The White House Honors Pioneer in Addiction Treatment & Rehabilitation Advocacy

Harriet Rossetto and Michael Botticelli, director, National Drug Control Policy. Photo courtesy of The White House Office of National Drug Control Policy.

Founder of Beit T’Shuvah, Harriet Rossetto, is recognized as a national leader for her work treating addiction A ceremony on May 20, 2015 at the White House honored Harriet Rossetto, founder of Beit T’Shuvah (Bate-t’shoo-vah), as an “Advocate for Action.” Rossetto was selected as a national role model for the unique approach to addiction prevention, rehabilitation and educational programs offered through her residential treatment center. She graciously accepted the award from National Drug Control Policy Director Michael Botticelli. “I am pleased to honor the work Harriet Rossetto is doing to make our communities healthier and safer,” said Botticelli. “By promoting … Continue reading

What’s in a Word


The past-tense word recovered is used in several places in the beginning of the book of Alcoholics Anonymous. This was pointed out to me in early sobriety, and in my mind, indicated that if I worked the 12-steps with a sponsor, and service work became a part of my life, that I too will be recovered. I also thought as my life improved and the obsession to drink was taken away that recovered meant that the obsession wouldn’t ever return. I was wrong. In early 2006, I left a relationship of four years when I found out my fiancé was … Continue reading

One Excruciating Minute at a Time

Emily Roiphe Carter

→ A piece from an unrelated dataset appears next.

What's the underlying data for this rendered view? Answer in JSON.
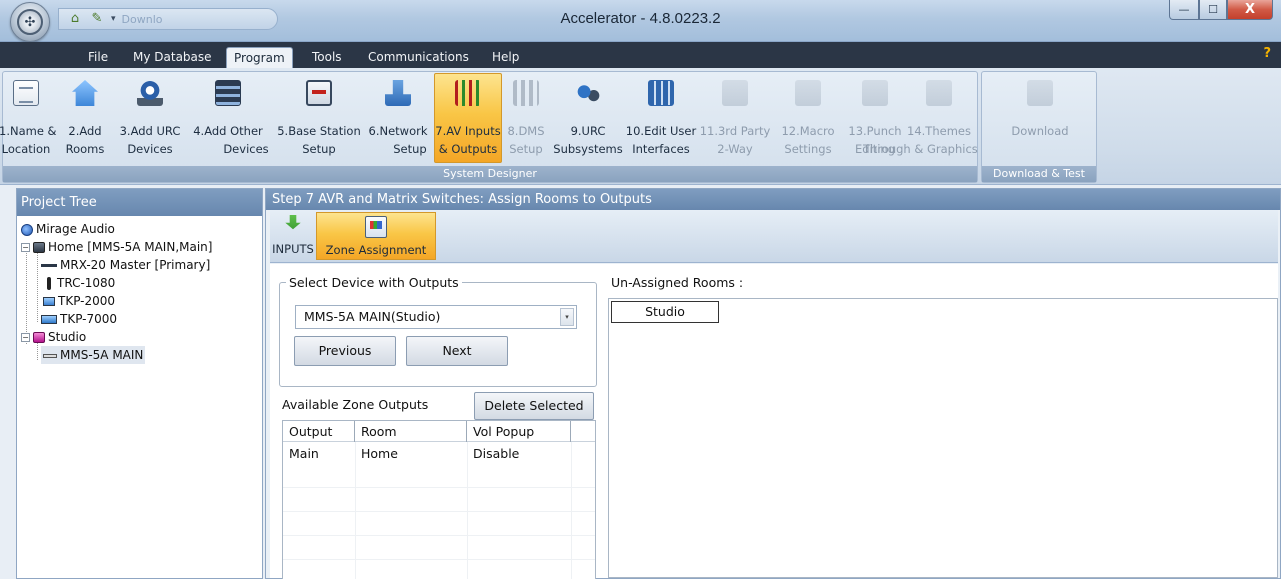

“Pain is mandatory–suffering optional” goes one of the many folksy sayings woven through the 12-Step fabric. This has some basis in literal fact. Neurologists have long known that the sensation of pain and our experience of that sensation as something awful are generated in different structures of the forebrain. However, since being alive requires that different places and structures in our brains create one felt experience, pain and suffering are usually linked. What the saying means is “don’t wallow,” which is reasonable. Even so, sometime in our sober lives we will be hit with a lightning bolt of pain we … Continue reading